The Mayan calendar used 3114 BC as their reference.More recently is the radiocarbon date of 1950 AD or before present, BP.Atoms of the same element that have different numbers of neutrons are called isotopes. Most carbon on Earth exists as the very stable isotope carbon-12, with a very small amount as carbon-13.Here’s an example using the simplest atom, hydrogen. Carbon-14 is an unstable isotope of carbon that will eventually decay at a known rate to become carbon-12.Radiocarbon dating uses isotopes of the element carbon. Cosmic rays – high energy particles from beyond the solar system – bombard Earth’s upper atmosphere continually, in the process creating the unstable carbon-14. Because it’s unstable, carbon-14 will eventually decay back to carbon-12 isotopes.Because the cosmic ray bombardment is fairly constant, there’s a near-constant level of carbon-14 to carbon-12 ratio in Earth’s atmosphere.Scientists tried to determine Earth’s age via our planet’s layers of rock, which must have been built over time.
Today’s scientists believe that answer is incorrect, but Kelvin’s calculations were in being based on logical thinking and mathematical calculation.
Follow the links below to learn more about radiocarbon dating.
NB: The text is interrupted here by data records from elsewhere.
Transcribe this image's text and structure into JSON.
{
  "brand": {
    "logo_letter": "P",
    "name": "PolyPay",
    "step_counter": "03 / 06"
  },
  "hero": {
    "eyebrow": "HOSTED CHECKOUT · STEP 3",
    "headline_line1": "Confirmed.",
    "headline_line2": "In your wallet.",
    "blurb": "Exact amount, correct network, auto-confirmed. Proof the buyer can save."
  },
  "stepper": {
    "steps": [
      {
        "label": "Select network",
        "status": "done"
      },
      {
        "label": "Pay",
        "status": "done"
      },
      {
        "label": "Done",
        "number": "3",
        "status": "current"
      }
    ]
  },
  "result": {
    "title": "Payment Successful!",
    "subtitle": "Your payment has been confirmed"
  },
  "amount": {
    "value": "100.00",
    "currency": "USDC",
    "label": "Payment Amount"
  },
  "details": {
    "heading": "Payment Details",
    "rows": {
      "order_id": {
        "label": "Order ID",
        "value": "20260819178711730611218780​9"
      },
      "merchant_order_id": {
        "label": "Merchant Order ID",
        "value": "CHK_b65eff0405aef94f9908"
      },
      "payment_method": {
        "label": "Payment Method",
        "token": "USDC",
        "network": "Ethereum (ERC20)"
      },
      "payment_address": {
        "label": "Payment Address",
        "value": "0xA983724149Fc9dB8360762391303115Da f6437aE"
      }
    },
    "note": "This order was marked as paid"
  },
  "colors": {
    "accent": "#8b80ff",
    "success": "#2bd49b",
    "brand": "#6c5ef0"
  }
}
Radiocarbon dating uses carbon isotopes A special kind of radiocarbon dating: Bomb radiocarbon dating What is an isotope?
To understand radiocarbon dating, you first have to understand the word Although an element’s number of protons cannot change, the number of neutrons can vary slightly from each atom.
Meanwhile, Arthur Holmes (1890-1964) was finishing up a geology degree at the Imperial College of Science in London where he developed the technique of dating rocks using the uranium-lead method.
By applying the technique to his oldest rock, Holmes proposed that the Earth was at least 1.6 billion years old.